Fish Named to NLJ's "2014 Intellectual Property Hot List" for Third Straight Year

Boston, MA, June 13, 2014 - Fish & Richardson has been named to The National Law Journal's (NLJ) “2014 Intellectual Property Hot List” as one of 20 firms that “have become leaders on the latest trends in intellectual property law.” This is the third year that Fish has been named to the NLJ “IP Hot List,” which the publication started in 2012.

“We are honored to again be named one of the best IP firms in the country,” said Ann Cathcart Chaplin, Litigation Practice Group Leader at Fish & Richardson. “This NLJ recognition confirms what our clients and opponents already know - Fish is a force to be reckoned with when it comes to winning the most complex, high stakes intellectual property cases in the country.”

The NLJ noted that Fish “made several client wins official last year through appellate rulings that put the stamp of approval on the firm’s trial court victories.” In Fresenius USA v. Baxter International, Fish convinced the U.S. Court of Appeals for the Federal Circuit to throw out Baxter’s infringement case on a novel theory. The court said Baxter’s case had been nullified when Fish persuaded the U.S. Patent and Trademark Office to invalidate Baxter’s patent on hemodialysis machine technology.
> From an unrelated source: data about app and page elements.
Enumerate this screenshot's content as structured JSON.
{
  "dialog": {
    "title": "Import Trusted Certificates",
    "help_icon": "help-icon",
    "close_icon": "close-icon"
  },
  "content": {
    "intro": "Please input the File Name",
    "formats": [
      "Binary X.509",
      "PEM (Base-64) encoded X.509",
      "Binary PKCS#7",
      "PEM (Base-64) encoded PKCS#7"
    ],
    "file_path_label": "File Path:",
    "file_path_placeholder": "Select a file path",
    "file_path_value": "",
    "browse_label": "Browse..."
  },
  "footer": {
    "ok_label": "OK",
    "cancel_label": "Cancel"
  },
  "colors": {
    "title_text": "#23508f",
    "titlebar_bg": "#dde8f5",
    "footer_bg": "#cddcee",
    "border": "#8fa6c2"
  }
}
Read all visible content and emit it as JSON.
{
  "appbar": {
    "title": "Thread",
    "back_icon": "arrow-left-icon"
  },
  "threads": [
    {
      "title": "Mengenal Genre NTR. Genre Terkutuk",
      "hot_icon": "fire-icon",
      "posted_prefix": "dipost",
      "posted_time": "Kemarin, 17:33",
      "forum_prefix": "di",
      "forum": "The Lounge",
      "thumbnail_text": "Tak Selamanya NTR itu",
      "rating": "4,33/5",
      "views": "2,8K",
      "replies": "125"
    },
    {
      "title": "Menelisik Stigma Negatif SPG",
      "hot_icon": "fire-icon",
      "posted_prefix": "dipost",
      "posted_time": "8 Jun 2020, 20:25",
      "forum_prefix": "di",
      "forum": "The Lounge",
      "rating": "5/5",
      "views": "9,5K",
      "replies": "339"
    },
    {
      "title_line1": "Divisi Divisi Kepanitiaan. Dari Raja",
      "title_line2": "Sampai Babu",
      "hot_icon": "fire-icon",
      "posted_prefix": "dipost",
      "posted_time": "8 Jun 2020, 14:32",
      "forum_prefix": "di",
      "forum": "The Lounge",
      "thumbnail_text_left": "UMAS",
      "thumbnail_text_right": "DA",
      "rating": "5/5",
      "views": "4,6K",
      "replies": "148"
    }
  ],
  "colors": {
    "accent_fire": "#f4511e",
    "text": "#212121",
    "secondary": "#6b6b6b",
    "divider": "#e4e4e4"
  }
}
The U.S. Supreme Court denied Baxter’s petition for certiorari.

Fish's patent, trial and appellate practices worked together to seamlessly handle the case from trial through appeal, while initiating parallel PTO proceedings.

According to Fish client, Jay Morris, Chief Intellectual Property Counsel for Fresenius Medical Care North America, “Fish is unusual in having absolutely top-quality litigators in the very same office as top-quality patent prosecutors.”

The NLJ also highlighted that “Fish racked up two Federal Court wins that protected billions of dollars in Allergan Inc.’s glaucoma product sales” in 2013, and also “helped 75 defendants defeat a nonpracticing entity… before the Federal Circuit in a case testing (the plaintiff's) website technology patent.”